* TASK REQUIREMENTS *
Report the tally of lines in the material below that have the string "meilishuo", with no other output.

* INPUT *
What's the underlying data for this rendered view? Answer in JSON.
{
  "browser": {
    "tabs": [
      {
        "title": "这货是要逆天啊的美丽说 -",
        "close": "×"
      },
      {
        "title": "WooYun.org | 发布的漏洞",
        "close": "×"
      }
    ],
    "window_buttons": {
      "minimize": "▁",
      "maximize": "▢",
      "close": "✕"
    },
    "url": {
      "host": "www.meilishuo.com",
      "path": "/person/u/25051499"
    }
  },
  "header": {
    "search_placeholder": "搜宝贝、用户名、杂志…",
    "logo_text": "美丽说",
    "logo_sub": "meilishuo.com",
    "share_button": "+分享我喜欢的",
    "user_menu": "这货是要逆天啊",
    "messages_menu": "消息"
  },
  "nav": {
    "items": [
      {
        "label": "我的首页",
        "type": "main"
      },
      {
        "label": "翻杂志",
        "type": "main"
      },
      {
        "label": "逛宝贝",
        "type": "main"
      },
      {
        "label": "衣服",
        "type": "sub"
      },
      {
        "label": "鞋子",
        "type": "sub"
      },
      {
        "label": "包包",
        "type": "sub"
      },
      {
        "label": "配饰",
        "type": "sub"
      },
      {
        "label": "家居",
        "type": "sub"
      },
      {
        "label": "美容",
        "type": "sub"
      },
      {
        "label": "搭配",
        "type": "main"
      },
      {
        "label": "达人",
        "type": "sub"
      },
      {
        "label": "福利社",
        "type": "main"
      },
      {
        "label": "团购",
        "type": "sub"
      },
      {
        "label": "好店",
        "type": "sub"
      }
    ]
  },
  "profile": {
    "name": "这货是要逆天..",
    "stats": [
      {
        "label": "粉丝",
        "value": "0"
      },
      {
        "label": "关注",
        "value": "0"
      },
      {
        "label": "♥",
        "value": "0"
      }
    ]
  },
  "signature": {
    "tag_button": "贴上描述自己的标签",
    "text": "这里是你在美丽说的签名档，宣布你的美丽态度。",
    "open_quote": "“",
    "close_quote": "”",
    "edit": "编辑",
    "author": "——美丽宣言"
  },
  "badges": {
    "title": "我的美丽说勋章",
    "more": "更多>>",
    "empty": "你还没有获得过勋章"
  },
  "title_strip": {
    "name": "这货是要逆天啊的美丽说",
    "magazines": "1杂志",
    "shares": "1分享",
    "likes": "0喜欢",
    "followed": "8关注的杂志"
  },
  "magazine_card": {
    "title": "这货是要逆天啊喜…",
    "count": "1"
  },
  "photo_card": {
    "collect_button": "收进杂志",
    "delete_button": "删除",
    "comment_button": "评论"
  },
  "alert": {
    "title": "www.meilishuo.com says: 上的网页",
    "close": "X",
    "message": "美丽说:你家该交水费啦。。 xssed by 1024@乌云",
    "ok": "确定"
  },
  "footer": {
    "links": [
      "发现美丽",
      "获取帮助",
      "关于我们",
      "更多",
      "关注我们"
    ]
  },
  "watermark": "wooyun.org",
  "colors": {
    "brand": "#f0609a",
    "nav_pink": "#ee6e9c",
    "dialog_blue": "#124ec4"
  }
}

* RESPONSE TO THE EXERCISE *
3